1988 – Present
Country of Origin
Birth – Death
1960 – Present
Shelly Mars is a multimedia performance artist, actor, printmaker and drag king whose work explores sexuality and power using an expanding catalog of created personae. An originator of 1980s – ‘90s queer performance culture, she is recognized as a pioneer of contemporary alternative comedy and transgressive solo theater. Her first film role was as a drag king in 1988 playing Martin, her over-sexed ultra-misogynistic male alter-ego, in director Monika Treut’s film Die Jungfrauen Maschine (Virgin Machine). Her performances, like masculinity itself, are multilayered. “Portraying a man onstage is both a celebration and perversion of power.”(1)
Shelly was born in Celina, Ohio on June 20, 1960. Her grandfather owned the Goldstein Department Store. She moved to California to study at the University of California Santa Cruz, the American Conservatory Theater in San Francisco, and she received a B.F.A. at the California Institute of the Arts.
She began to create her drag king characters in the mid-1980’s in San Francisco. One night at the Bay Brick Inn,(2) Mars donned a mustache, suit, fedora hat and became Martin, her first male drag character, an over-sexed ultra-misogynistic male alter-ego. This performance was apart of erotic performance evenings run by Nan Kinney and Debi Sundahl, the founders of the magazine On Our Backs who hired Shelly to perform. (3) There were mixed reviews in the audience with some in disbelief or confusion and some audience members enthralled. Regardless of audience reaction, Shelly immortalized her male character Martin in Monika Treut’s film Die Jungfrauen Maschine (Virgin Machine) which was shot in San Francisco.

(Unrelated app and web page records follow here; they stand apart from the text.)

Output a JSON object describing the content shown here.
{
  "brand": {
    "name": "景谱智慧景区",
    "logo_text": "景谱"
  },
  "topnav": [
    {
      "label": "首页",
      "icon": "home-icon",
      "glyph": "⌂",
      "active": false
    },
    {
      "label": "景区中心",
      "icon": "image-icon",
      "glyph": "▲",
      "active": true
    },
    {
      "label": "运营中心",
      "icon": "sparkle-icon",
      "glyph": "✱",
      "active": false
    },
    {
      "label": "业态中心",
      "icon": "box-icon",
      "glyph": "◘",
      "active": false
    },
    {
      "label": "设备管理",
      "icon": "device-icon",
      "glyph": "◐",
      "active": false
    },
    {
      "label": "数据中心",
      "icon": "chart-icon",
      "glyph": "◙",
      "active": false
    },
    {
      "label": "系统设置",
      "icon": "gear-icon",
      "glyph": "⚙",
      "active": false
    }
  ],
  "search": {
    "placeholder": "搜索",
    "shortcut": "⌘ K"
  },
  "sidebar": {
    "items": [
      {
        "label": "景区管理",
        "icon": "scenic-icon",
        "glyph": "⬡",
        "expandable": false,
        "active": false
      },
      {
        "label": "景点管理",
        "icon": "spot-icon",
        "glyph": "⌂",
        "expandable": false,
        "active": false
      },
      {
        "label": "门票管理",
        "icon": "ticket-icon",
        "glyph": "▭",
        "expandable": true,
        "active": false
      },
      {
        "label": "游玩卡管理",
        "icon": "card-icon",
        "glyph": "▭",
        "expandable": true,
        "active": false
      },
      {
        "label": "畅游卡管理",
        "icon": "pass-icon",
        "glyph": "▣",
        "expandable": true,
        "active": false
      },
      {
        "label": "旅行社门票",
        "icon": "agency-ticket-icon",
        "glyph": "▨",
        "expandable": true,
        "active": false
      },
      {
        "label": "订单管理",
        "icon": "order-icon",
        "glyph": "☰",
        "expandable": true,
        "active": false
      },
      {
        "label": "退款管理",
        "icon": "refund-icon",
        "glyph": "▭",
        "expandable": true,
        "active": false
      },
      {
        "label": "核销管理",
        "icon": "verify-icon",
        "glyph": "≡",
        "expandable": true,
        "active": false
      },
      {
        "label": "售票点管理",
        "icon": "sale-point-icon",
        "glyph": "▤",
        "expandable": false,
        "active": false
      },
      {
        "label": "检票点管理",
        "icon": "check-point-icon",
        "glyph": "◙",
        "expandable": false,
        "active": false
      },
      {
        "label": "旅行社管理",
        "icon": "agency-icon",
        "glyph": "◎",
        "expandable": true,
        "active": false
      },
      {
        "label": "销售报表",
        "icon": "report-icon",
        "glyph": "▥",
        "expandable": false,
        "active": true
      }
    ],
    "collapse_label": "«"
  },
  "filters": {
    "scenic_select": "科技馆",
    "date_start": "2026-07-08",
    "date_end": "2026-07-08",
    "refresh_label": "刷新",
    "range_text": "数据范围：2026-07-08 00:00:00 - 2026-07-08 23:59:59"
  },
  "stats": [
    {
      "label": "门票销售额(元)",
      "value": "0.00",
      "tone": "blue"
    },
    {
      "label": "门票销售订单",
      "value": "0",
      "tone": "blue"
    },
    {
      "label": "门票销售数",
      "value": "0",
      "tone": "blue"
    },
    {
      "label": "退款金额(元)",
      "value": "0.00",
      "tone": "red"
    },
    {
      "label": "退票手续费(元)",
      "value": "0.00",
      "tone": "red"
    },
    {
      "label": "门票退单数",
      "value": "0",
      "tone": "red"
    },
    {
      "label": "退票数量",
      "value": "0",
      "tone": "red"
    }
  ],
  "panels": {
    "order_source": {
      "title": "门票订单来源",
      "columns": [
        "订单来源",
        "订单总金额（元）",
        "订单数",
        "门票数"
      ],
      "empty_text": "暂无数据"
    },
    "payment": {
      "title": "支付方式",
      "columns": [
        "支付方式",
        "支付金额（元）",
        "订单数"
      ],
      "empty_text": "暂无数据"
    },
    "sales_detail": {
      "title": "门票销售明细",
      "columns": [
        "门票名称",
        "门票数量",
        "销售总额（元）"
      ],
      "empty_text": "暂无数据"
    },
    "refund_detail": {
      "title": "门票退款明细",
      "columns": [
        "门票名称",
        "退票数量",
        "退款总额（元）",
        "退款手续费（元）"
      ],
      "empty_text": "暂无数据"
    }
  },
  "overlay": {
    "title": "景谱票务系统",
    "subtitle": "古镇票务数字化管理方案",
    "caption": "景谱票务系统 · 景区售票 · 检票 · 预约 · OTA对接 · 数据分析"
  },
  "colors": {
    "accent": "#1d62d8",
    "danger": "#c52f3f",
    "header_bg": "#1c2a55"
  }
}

Shelly “relocated to New York City where she quickly became a familiar figure on the downtown performance art scene as an “after hours Lily Tomlin” (in the words of Amy Taubin, a critic for the Village Voice) performing both male and female character roles in unhinged comic monologues at venues such as the Pyramid Club and P.S. 122.” (4)
Drag King pioneer, Diane Torr, organized the first “Brother for a Day” event on World Aids Day December 1, 1997 held at Club Mother in New York’s meatpacking district. This annual event was created to immortalize the gay men who died of AIDS. Shelly performed as Peter Powell, a fashion photographer and ACT-UP activist with AIDS dementia. This character was based on a close friend of Shelly’s.(5) And Shelly can be seen in the documentary Venus Boyz playing her male character Damon Corson, a Beat poet and independent filmmaker. In 2006, Shelly served as a guest judge for the annual San Francisco Drag King contest. (6)
As the drag king scene emerged in the 1990’s, Shelly appeared on television shows The Phil Donahue Show, Sally Jesse Raphael Show, The Montel Williams Show, HBO’s Real Sex and Drag Kings, Comedy Central’s Out There in Hollywood, A&E’s Role Reversal, The Jamie Kennedy Show, and the sketch comedy show Kids in the Hall. And Shelly appeared in films Drop Dead Rock with Debbie Harry and Adam Ant, director Jennie Livingston’s Who’s the Top?, the feature documentary Venus Boyz by Gabriel Baur, The Notorious Bettie Page, and a documentary on her own life entitled The Dark Matters of Mars.
Starting in the 1980’s, Shelly showed her work as a solo performance artist across the United States and worldwide. Her solo shows include The Homo Bonobo Project (2008), which explored sexuality and its centrality to both ape and human existence, (Bug Chasers (2004), about gay men who have unprotected sex in hopes of contracting AIDS, Sex on Mars (2001), Whiplash: Tales of a Tomboy (1999) and Invasion from Mars (1997). She has performed at New York’s PS 122, New York Theatre Workshop, The Kitchen, Dixon Place, NYU, Performa and the Brooklyn Museum, and at national venues including Highways in Los Angeles. In 2000, Sex on Mars enjoyed a five month run at various venues in Provincetown, MA. Shelly was described by Amy Taubin of The Village Voice as “an after-hours Lily Tomlin” and Pulitzer Prize-winning author Michael Cunnigham said, “For me there is Sappho, Gertrude Stein and Shelly Mars.”
She was awarded a New York State Council on the Arts grant in 2010, along with grants from the Arcus Foundation, the Gill Foundation, and the Franklin Furnace Fund for Performance Art. She was an Artist in Residence at Museum of Sex from 2002-2009, and has led workshops on solo performance at Harvard and Brown universities.
(Submitted by Mo B. Dick, Los Angeles, CA)